Exercise aim: Among the entries below, find the lines that hold the word "this" and report them.

============================================================

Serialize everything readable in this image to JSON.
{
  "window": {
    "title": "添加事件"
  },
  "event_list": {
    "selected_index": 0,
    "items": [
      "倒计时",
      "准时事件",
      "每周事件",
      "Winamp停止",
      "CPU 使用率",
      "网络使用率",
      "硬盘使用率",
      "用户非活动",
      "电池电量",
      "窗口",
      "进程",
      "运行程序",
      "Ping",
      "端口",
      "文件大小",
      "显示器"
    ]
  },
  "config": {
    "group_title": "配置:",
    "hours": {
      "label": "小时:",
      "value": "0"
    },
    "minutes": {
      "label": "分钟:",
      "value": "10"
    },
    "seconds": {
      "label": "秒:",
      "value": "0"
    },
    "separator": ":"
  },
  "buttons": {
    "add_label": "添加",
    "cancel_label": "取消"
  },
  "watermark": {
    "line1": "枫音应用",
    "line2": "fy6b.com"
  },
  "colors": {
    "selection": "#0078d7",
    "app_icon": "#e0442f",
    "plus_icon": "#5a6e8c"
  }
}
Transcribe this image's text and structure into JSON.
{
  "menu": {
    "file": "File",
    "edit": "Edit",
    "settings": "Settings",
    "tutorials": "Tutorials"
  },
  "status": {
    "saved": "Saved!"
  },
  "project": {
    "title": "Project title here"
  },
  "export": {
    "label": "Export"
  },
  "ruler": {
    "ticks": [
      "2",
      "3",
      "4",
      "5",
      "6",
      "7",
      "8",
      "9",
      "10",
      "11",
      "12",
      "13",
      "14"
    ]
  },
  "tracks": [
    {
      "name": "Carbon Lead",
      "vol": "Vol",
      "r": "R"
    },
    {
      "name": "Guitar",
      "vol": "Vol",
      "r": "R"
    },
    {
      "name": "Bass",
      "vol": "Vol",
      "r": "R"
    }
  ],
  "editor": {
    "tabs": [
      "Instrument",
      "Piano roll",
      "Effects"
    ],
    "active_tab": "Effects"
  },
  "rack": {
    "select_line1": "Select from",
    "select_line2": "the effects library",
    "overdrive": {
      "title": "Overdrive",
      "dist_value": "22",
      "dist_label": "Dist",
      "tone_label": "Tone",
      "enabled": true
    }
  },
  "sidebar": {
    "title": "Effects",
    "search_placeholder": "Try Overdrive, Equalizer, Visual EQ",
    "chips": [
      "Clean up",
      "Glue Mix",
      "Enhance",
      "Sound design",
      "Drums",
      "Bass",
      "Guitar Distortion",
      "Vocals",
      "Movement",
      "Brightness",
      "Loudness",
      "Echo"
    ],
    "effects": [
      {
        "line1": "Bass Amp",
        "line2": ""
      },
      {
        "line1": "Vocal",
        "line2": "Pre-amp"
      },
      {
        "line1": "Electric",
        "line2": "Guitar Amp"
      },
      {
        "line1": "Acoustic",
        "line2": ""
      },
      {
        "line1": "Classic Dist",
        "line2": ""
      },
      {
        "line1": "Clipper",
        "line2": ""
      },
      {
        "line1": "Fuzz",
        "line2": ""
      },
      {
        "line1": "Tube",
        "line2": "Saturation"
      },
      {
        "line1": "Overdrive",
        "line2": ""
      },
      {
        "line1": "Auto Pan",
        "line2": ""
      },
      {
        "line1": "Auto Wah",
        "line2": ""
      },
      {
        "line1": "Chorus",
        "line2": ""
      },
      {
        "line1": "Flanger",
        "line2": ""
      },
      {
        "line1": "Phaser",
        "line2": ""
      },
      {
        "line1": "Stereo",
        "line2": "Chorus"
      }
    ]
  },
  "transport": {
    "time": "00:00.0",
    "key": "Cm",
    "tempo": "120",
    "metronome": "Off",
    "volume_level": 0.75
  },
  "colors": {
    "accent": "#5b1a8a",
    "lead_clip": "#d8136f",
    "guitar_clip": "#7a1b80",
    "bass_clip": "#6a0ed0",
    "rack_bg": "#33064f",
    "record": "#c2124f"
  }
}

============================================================

Written reply:
Serialize everything readable in this image to JSON.
Transcribe this image's text and structure into JSON.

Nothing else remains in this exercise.